Tennessee Gov. Bill Haslam speaks during the 76th annual Meeting and Luncheon of the Chattanooga Convention and Visitors Bureau at the Chattanooga Convention Center Wednesday, Sept. 20, 2017, in Chattanooga, Tenn. Haslam talked about the tourism and hospitality industry's force as an economic driver throughout Hamilton County and Tennessee.

NASHVILLE - Gov. Bill Haslam on Thursday vetoed legislation that sought to allow employees on the state's health plan use an alternative radiation treatment for cancer.

The Republican said the proton therapy bill "circumvents the established process for determining state employee insurance program coverage based on medical evidence and effectiveness."

Moreover, the governor said "the state plan currently covers many forms of radiation treatment, and the provider advocating this bill rejected a medically appropriate plan for expanded coverage to instead pursue a political mandate."

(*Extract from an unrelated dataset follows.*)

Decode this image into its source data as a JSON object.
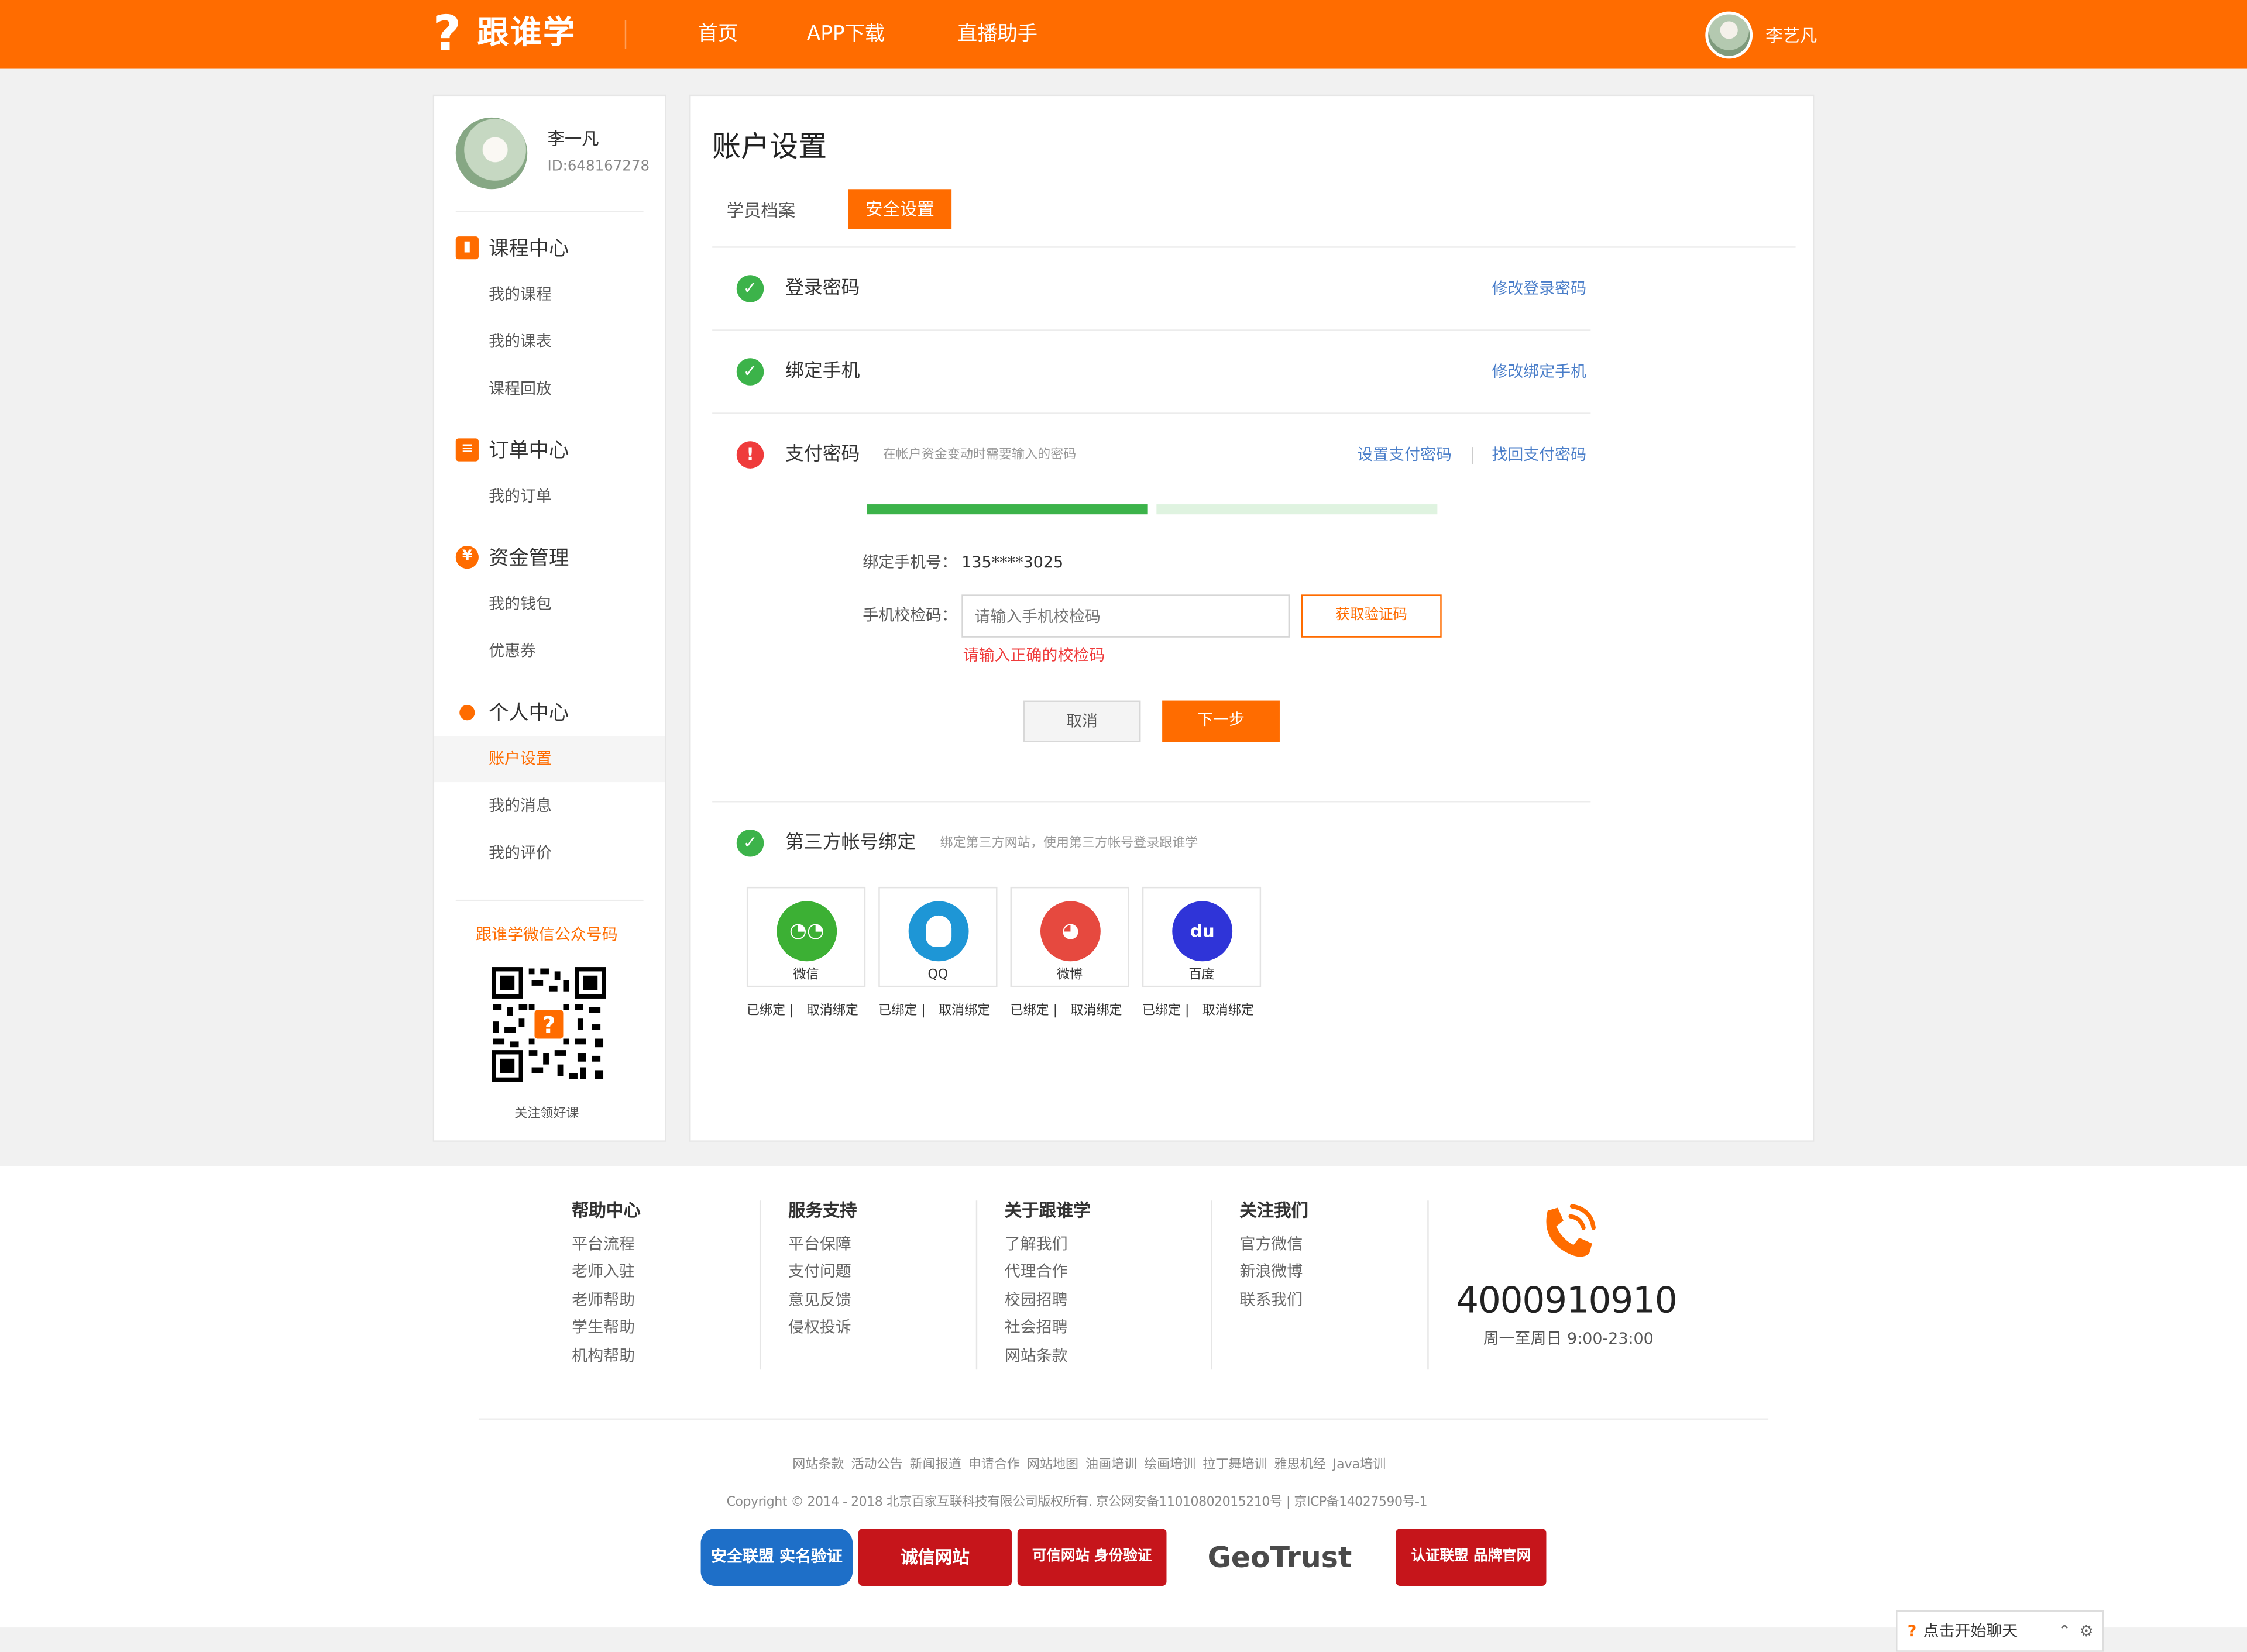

The bill, sponsored by Sen. Mark Green, R-Clarksville, and Rep. Bob Ramsey, R-Maryville, sought to require coverage of hypofractionated proton therapy for cancer treatment for members of the state group insurance plan.

Green, who is running for Congress, later called for a special session to override the governor's veto.

In his tweet, the physician said his "Cancer Patient Choice Act" would sought to "give cancer patients a proven alternative to radiation at the same price.

"Will you join me in the fight by signing my petition to call for a special session and sharing this post?"

In a joint statement, Lt. Gov. Randy McNally, the Republican Senate speaker, and House Speaker Beth Harwell, R-Nashville, said it's too early for lawmakers, who adjourned for the year only a week ago Wednesday, to call themselves back into session.

"While it is the prerogative of the legislature to call for a special session at any time, we believe it would be premature at this point," the speakers said. "The 110th General Assembly's final bills are still being enrolled, signed and sent to the governor.

"The most prudent course," the speakers said, "is to wait for gubernatorial action on all legislation passed this session. Only then can we reasonably assess the need for a special session."

Haslam's veto of the proton therapy bill was his first veto for the 2018 legislative session that ended April 25. It brings his total vetoes since becoming governor in 2011 to five. Haslam leaves office in January.

The governor said in his veto statement that the state is "committed to high-quality care that is medically appropriate and fiscally responsible for patients and taxpayers, but this mandate could put patients at risk and expose them to excessive charges from out-of-network providers."

Green, a physician, has argued there is "an increased body of literature and medical research that shows that proton therapy is as effective in many types of cancer with a significant decrease in side effects."